Wine-makers are an ingenious bunch. Over many centuries, they have learned to lay down roots in the most unlikely terrains and work out ways to deal with the annual uncertainties that accompany changing weather patterns.
But climate change is potentially a game-changer for the industry, which is why it was critical for Vinexpo to host its first-ever Symposium on the subject.
The gravity of the situation was underlined by the fact IMF Managing Director Christine Lagarde took time away from trade wars to introduce the event: “The time to act is now,” she said. “I hope the debates at Vinexpo Bordeaux will be fruitful, and you can deliver on the promise we have to make to future generations.
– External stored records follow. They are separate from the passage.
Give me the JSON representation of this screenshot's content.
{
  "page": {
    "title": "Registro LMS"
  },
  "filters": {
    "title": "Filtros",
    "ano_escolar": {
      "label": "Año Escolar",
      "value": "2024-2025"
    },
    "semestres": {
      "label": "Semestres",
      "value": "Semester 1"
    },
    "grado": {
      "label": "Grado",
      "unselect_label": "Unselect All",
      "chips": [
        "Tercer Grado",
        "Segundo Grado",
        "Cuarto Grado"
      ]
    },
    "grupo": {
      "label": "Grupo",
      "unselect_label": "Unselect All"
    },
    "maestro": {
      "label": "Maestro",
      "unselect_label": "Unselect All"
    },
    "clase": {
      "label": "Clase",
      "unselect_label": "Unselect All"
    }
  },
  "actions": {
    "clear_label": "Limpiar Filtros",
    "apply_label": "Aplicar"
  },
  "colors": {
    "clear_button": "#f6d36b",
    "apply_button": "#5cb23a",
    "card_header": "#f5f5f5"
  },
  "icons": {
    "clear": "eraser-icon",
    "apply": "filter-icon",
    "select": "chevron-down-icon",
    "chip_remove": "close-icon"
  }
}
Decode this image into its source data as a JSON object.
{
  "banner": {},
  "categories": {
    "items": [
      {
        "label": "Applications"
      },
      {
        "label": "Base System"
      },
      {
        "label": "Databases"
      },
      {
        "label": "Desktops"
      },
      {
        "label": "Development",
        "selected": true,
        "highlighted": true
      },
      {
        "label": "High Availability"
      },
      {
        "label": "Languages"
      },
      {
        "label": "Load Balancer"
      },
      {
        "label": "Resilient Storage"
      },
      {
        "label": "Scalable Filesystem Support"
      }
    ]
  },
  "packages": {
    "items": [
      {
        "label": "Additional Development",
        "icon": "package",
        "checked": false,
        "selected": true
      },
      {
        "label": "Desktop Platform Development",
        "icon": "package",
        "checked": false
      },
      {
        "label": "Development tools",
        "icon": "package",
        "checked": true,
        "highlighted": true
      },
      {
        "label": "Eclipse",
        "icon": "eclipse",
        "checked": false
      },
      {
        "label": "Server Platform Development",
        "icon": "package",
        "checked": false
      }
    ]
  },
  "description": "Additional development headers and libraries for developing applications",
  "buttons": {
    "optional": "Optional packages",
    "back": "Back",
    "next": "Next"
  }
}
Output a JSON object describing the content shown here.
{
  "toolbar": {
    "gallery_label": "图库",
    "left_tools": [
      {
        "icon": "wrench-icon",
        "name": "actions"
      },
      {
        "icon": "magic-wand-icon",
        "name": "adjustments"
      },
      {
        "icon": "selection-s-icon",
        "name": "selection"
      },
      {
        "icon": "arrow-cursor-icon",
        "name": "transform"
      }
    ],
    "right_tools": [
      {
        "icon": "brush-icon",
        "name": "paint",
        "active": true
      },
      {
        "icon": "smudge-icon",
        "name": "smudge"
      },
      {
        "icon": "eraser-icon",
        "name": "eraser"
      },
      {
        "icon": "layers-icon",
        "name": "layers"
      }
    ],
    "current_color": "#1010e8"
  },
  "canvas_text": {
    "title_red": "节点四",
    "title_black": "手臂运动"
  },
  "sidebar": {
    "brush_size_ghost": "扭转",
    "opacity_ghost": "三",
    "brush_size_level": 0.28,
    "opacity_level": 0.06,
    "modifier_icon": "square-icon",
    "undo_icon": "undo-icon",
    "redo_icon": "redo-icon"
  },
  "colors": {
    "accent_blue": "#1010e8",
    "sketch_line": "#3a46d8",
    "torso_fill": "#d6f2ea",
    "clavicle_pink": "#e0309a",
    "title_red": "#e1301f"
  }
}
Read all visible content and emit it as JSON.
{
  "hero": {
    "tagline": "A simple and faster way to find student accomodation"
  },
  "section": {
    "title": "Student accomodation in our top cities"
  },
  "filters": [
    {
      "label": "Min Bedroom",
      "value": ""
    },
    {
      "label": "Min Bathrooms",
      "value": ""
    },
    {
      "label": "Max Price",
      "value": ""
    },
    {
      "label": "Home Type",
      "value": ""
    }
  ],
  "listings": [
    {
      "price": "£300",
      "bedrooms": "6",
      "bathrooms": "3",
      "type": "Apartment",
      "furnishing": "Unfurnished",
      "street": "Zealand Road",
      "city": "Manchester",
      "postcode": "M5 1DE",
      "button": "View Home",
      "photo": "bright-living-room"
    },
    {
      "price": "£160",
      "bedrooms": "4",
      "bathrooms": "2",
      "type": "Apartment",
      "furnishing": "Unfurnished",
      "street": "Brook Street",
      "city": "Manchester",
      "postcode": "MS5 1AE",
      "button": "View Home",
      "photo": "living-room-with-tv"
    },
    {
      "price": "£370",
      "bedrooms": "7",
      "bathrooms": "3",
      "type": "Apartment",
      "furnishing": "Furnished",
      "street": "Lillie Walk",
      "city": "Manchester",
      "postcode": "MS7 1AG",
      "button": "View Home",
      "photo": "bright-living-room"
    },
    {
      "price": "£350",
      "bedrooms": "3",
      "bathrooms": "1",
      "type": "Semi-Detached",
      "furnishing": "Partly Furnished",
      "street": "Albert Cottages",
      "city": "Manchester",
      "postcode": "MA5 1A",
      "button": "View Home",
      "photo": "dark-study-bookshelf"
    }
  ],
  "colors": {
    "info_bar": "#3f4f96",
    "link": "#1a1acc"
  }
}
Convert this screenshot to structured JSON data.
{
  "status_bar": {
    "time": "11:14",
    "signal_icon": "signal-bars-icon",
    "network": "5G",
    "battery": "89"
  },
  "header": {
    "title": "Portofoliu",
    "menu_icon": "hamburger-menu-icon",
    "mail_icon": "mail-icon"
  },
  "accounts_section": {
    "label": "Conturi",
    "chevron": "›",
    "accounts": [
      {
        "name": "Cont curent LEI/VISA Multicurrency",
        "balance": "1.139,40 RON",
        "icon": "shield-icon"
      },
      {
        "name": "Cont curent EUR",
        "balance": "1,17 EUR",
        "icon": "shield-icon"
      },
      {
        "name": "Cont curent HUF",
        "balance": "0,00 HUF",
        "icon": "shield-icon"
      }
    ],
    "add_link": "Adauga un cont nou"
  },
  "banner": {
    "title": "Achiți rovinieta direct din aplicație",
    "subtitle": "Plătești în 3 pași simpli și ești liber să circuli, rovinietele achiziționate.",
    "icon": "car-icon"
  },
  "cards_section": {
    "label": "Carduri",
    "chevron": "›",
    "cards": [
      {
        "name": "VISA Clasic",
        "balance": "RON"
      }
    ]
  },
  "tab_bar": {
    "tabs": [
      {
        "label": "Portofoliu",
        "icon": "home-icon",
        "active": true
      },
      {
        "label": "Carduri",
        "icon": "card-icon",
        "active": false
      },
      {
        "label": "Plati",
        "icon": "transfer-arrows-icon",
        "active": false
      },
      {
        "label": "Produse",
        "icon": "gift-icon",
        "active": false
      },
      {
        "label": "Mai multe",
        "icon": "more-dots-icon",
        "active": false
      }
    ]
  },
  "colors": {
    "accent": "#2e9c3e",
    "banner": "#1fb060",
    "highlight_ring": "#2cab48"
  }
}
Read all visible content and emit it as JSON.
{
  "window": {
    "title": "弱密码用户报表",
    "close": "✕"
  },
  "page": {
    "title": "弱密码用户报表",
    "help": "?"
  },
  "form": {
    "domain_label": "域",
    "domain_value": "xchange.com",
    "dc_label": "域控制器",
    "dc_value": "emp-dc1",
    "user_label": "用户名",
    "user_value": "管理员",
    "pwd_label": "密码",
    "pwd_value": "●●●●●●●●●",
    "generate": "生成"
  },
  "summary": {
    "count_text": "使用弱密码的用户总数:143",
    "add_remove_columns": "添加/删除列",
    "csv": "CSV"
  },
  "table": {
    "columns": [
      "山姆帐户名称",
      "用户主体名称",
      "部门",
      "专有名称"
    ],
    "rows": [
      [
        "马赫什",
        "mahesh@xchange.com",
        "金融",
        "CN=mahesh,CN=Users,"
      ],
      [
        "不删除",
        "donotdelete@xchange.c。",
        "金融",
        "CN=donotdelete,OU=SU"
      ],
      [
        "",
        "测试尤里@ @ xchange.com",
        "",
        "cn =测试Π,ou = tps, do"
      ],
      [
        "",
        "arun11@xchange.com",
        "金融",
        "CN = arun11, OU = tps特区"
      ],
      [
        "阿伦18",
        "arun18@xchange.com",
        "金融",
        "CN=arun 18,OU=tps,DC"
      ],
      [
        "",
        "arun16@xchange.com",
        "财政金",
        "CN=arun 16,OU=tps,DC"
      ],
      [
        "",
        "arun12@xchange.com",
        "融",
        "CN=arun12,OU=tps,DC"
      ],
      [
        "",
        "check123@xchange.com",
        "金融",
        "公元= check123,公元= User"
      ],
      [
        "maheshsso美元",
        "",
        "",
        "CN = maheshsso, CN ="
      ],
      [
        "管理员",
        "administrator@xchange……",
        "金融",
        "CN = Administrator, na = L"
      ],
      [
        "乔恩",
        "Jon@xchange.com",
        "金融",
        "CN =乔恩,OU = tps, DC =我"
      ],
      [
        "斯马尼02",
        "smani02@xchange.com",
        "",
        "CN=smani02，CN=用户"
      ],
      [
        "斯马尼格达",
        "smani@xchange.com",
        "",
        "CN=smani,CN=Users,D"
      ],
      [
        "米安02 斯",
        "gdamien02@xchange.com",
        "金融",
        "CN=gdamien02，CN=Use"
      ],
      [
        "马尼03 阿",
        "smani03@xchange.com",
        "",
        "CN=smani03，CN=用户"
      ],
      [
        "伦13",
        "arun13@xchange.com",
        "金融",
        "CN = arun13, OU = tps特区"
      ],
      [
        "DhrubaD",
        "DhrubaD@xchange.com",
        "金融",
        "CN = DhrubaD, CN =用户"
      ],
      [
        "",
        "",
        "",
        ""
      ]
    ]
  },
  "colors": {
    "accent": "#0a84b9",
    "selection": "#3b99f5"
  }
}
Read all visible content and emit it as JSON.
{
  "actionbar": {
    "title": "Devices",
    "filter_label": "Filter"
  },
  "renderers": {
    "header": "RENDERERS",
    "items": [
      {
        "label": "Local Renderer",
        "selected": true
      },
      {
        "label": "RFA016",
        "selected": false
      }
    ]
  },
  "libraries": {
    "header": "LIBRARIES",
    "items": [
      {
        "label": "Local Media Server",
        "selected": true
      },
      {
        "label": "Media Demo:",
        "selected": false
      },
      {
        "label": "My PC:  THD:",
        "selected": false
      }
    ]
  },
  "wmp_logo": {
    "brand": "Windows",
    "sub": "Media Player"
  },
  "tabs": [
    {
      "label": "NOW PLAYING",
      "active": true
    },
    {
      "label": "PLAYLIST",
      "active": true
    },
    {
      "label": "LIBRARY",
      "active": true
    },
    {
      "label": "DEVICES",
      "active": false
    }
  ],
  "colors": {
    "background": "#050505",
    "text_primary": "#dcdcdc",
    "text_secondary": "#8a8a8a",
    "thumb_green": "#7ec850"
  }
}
We need to leave the planet as good as when we found it.”
Led by experts from a range of fields, the overriding message coming out of the Symposium is that there is a need for “a structural revolution”. Variations in alcoholic strength, acidity, aroma and aging potential, all potential side effects of climate change, could make it increasingly difficult for wine producers to deliver a product that is recognisably theirs. And it’s not just changes in the characteristics of wine that are a cause for concern. Unpredictable seasons, cold snaps, extended droughts/wet seasons and damaging storms are all factors that could make the delivery of a consistent crop much harder to control.
The wine and spirits industry can’t tackle climate change alone, but the Symposium was an urgent reminder that it has a key role to play through carbon reduction, biodiversity and organic farming techniques. Not to be overlooked either is that wine and spirits are an influential business that has the potential to be a champion on behalf of our planet through its partnerships and networks.
Editor-in-chief, Vinexpo Daily